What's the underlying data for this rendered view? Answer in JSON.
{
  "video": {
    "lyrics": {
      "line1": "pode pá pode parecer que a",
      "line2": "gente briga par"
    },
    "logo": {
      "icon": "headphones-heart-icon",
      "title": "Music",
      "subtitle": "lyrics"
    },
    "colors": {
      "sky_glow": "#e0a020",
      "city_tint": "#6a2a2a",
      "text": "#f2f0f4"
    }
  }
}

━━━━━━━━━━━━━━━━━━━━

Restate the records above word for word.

* _Solution to this problem_
What's the underlying data for this rendered view? Answer in JSON.
{
  "video": {
    "lyrics": {
      "line1": "pode pá pode parecer que a",
      "line2": "gente briga par"
    },
    "logo": {
      "icon": "headphones-heart-icon",
      "title": "Music",
      "subtitle": "lyrics"
    },
    "colors": {
      "sky_glow": "#e0a020",
      "city_tint": "#6a2a2a",
      "text": "#f2f0f4"
    }
  }
}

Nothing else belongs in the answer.